Heather Zeitzwolfe: “Yeah. And Clubhouse, you don't have to worry about makeup or anything. You just show up. There's nothing. They can't see you.” 

Rita Goodroe: “Exactly. That's why you can do it at seven in the morning, Heather. Cause nobody can see me.”

Heather Zeitzwolfe: “That's so funny. Are you like putting on mascara as you talk?”

Rita Goodroe: “After, after. I sit there in my pajamas drinking my coffee while I do my room every morning.” 

Heather Zeitzwolfe: “Thank you so much. Now tell people how they can work with you.” 

Rita Goodroe: “I think that the best way, because I do work with people in a variety of ways, every month I have a masterclass for free. 

So that's always going to be the best introduction to me. So you can go to, find out about my monthly master class, what the topic is, how to register for it. If you want information DM me on Instagram. You can also go to and under ‘Work With Me’, you can kind of see the different programs.

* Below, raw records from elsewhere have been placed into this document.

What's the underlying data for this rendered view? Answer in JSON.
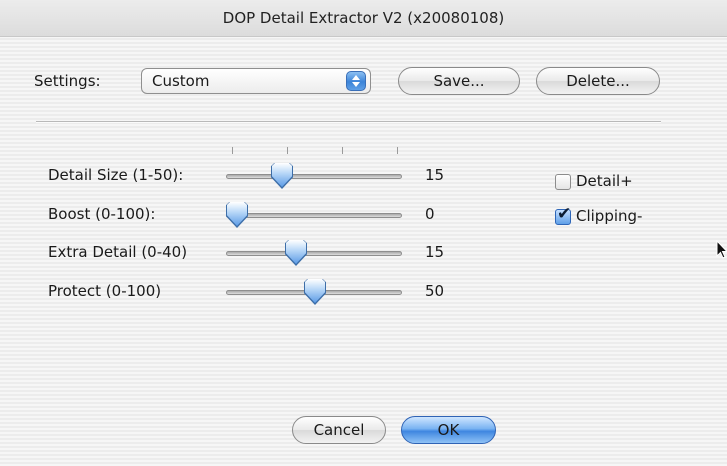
{
  "window": {
    "title": "DOP Detail Extractor  V2 (x20080108)"
  },
  "settings": {
    "label": "Settings:",
    "selected": "Custom",
    "save_label": "Save...",
    "delete_label": "Delete..."
  },
  "sliders": [
    {
      "label": "Detail Size (1-50):",
      "value": "15",
      "min": 1,
      "max": 50,
      "position": 15
    },
    {
      "label": "Boost (0-100):",
      "value": "0",
      "min": 0,
      "max": 100,
      "position": 0
    },
    {
      "label": "Extra Detail (0-40)",
      "value": "15",
      "min": 0,
      "max": 40,
      "position": 15
    },
    {
      "label": "Protect  (0-100)",
      "value": "50",
      "min": 0,
      "max": 100,
      "position": 50
    }
  ],
  "options": [
    {
      "label": "Detail+",
      "checked": false
    },
    {
      "label": "Clipping-",
      "checked": true
    }
  ],
  "footer": {
    "cancel_label": "Cancel",
    "ok_label": "OK"
  },
  "colors": {
    "accent": "#3f86e0",
    "thumb": "#5b9be6"
  }
}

I have like a foundational program that's really good if you're trying to get consistent clients, generate consistent revenue and have those foundations really working, like a well-oiled machine. And then I have a mastermind that is really for people who, who everything is working like a well-oiled machine, but now their time is maxed out and they're not really at the revenue that they want to generate. So they need some help to scale to the next level. But the free masterclasses are the best introduction to me or my website.”

Heather Zeitzwolfe: “Well, thank you so much, Rita!”

Rita Goodroe: “Thank you so much, Heather!”